Segment Start: DATA FOR ANALYSIS
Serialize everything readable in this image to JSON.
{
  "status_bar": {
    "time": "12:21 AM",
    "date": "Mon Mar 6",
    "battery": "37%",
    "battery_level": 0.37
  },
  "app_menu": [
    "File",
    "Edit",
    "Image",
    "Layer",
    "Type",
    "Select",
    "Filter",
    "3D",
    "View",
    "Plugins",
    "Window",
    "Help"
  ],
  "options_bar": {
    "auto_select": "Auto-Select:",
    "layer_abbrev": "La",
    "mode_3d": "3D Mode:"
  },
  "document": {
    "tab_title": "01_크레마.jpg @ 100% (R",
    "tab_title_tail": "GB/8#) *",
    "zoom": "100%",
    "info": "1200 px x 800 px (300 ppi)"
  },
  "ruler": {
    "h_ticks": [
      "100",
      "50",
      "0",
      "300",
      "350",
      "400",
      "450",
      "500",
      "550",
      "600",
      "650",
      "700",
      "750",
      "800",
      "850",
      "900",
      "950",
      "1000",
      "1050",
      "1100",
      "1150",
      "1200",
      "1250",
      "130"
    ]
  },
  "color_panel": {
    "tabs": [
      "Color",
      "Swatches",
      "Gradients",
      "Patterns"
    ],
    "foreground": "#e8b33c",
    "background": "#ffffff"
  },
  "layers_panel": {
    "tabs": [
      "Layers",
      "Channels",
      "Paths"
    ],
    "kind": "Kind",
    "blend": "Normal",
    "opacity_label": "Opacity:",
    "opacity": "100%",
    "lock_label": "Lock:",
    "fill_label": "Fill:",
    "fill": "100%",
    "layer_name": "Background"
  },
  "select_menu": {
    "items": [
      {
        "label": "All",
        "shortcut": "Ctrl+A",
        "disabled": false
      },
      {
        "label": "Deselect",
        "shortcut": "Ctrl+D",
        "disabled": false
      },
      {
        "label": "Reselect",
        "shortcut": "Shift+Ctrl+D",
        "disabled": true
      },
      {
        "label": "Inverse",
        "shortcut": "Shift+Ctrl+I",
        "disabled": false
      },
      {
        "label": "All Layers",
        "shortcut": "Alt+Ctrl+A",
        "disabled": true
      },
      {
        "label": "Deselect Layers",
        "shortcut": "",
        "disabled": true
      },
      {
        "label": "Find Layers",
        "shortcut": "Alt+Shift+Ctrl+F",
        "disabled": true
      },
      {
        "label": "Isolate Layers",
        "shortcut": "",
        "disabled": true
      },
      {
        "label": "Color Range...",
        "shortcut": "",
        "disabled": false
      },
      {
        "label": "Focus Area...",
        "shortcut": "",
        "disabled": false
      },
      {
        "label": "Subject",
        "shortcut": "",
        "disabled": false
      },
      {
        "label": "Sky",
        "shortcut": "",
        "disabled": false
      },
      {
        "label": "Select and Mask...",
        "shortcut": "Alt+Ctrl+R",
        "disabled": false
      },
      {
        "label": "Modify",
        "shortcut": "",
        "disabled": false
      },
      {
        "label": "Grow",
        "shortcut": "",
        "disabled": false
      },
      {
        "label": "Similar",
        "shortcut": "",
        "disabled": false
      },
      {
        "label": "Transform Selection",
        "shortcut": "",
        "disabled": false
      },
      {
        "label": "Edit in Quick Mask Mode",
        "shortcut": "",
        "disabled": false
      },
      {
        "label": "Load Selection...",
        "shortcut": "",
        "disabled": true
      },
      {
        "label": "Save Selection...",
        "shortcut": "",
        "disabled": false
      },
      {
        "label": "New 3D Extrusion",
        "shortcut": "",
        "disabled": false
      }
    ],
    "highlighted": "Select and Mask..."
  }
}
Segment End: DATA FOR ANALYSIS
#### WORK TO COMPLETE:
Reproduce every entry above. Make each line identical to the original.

#### SOLUTION TO THE PROBLEM:
Serialize everything readable in this image to JSON.
{
  "status_bar": {
    "time": "12:21 AM",
    "date": "Mon Mar 6",
    "battery": "37%",
    "battery_level": 0.37
  },
  "app_menu": [
    "File",
    "Edit",
    "Image",
    "Layer",
    "Type",
    "Select",
    "Filter",
    "3D",
    "View",
    "Plugins",
    "Window",
    "Help"
  ],
  "options_bar": {
    "auto_select": "Auto-Select:",
    "layer_abbrev": "La",
    "mode_3d": "3D Mode:"
  },
  "document": {
    "tab_title": "01_크레마.jpg @ 100% (R",
    "tab_title_tail": "GB/8#) *",
    "zoom": "100%",
    "info": "1200 px x 800 px (300 ppi)"
  },
  "ruler": {
    "h_ticks": [
      "100",
      "50",
      "0",
      "300",
      "350",
      "400",
      "450",
      "500",
      "550",
      "600",
      "650",
      "700",
      "750",
      "800",
      "850",
      "900",
      "950",
      "1000",
      "1050",
      "1100",
      "1150",
      "1200",
      "1250",
      "130"
    ]
  },
  "color_panel": {
    "tabs": [
      "Color",
      "Swatches",
      "Gradients",
      "Patterns"
    ],
    "foreground": "#e8b33c",
    "background": "#ffffff"
  },
  "layers_panel": {
    "tabs": [
      "Layers",
      "Channels",
      "Paths"
    ],
    "kind": "Kind",
    "blend": "Normal",
    "opacity_label": "Opacity:",
    "opacity": "100%",
    "lock_label": "Lock:",
    "fill_label": "Fill:",
    "fill": "100%",
    "layer_name": "Background"
  },
  "select_menu": {
    "items": [
      {
        "label": "All",
        "shortcut": "Ctrl+A",
        "disabled": false
      },
      {
        "label": "Deselect",
        "shortcut": "Ctrl+D",
        "disabled": false
      },
      {
        "label": "Reselect",
        "shortcut": "Shift+Ctrl+D",
        "disabled": true
      },
      {
        "label": "Inverse",
        "shortcut": "Shift+Ctrl+I",
        "disabled": false
      },
      {
        "label": "All Layers",
        "shortcut": "Alt+Ctrl+A",
        "disabled": true
      },
      {
        "label": "Deselect Layers",
        "shortcut": "",
        "disabled": true
      },
      {
        "label": "Find Layers",
        "shortcut": "Alt+Shift+Ctrl+F",
        "disabled": true
      },
      {
        "label": "Isolate Layers",
        "shortcut": "",
        "disabled": true
      },
      {
        "label": "Color Range...",
        "shortcut": "",
        "disabled": false
      },
      {
        "label": "Focus Area...",
        "shortcut": "",
        "disabled": false
      },
      {
        "label": "Subject",
        "shortcut": "",
        "disabled": false
      },
      {
        "label": "Sky",
        "shortcut": "",
        "disabled": false
      },
      {
        "label": "Select and Mask...",
        "shortcut": "Alt+Ctrl+R",
        "disabled": false
      },
      {
        "label": "Modify",
        "shortcut": "",
        "disabled": false
      },
      {
        "label": "Grow",
        "shortcut": "",
        "disabled": false
      },
      {
        "label": "Similar",
        "shortcut": "",
        "disabled": false
      },
      {
        "label": "Transform Selection",
        "shortcut": "",
        "disabled": false
      },
      {
        "label": "Edit in Quick Mask Mode",
        "shortcut": "",
        "disabled": false
      },
      {
        "label": "Load Selection...",
        "shortcut": "",
        "disabled": true
      },
      {
        "label": "Save Selection...",
        "shortcut": "",
        "disabled": false
      },
      {
        "label": "New 3D Extrusion",
        "shortcut": "",
        "disabled": false
      }
    ],
    "highlighted": "Select and Mask..."
  }
}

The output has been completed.